◆ EXERCISE: Every entry that follows needs to be repeated exactly.

RECORDED INFORMATION: Begin

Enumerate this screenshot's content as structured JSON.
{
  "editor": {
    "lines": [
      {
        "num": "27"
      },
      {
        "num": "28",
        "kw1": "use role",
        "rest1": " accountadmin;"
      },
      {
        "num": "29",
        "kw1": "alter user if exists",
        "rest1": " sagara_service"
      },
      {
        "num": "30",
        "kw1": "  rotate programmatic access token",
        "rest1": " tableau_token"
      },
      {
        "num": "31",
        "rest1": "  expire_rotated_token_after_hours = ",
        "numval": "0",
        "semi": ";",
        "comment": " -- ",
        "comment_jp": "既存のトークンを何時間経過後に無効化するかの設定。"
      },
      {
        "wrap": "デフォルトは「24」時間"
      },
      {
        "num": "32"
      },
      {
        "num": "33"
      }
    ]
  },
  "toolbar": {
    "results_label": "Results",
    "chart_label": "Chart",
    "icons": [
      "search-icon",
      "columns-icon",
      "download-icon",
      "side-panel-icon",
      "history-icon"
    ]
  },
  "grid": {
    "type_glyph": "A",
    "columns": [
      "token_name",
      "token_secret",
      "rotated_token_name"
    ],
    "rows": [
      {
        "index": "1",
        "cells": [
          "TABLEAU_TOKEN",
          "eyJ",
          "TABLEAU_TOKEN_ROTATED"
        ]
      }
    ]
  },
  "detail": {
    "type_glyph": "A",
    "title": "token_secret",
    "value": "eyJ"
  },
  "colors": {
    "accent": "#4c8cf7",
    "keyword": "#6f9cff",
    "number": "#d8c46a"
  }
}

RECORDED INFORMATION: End

◆ EXPECTED OUTPUT:
Enumerate this screenshot's content as structured JSON.
{
  "editor": {
    "lines": [
      {
        "num": "27"
      },
      {
        "num": "28",
        "kw1": "use role",
        "rest1": " accountadmin;"
      },
      {
        "num": "29",
        "kw1": "alter user if exists",
        "rest1": " sagara_service"
      },
      {
        "num": "30",
        "kw1": "  rotate programmatic access token",
        "rest1": " tableau_token"
      },
      {
        "num": "31",
        "rest1": "  expire_rotated_token_after_hours = ",
        "numval": "0",
        "semi": ";",
        "comment": " -- ",
        "comment_jp": "既存のトークンを何時間経過後に無効化するかの設定。"
      },
      {
        "wrap": "デフォルトは「24」時間"
      },
      {
        "num": "32"
      },
      {
        "num": "33"
      }
    ]
  },
  "toolbar": {
    "results_label": "Results",
    "chart_label": "Chart",
    "icons": [
      "search-icon",
      "columns-icon",
      "download-icon",
      "side-panel-icon",
      "history-icon"
    ]
  },
  "grid": {
    "type_glyph": "A",
    "columns": [
      "token_name",
      "token_secret",
      "rotated_token_name"
    ],
    "rows": [
      {
        "index": "1",
        "cells": [
          "TABLEAU_TOKEN",
          "eyJ",
          "TABLEAU_TOKEN_ROTATED"
        ]
      }
    ]
  },
  "detail": {
    "type_glyph": "A",
    "title": "token_secret",
    "value": "eyJ"
  },
  "colors": {
    "accent": "#4c8cf7",
    "keyword": "#6f9cff",
    "number": "#d8c46a"
  }
}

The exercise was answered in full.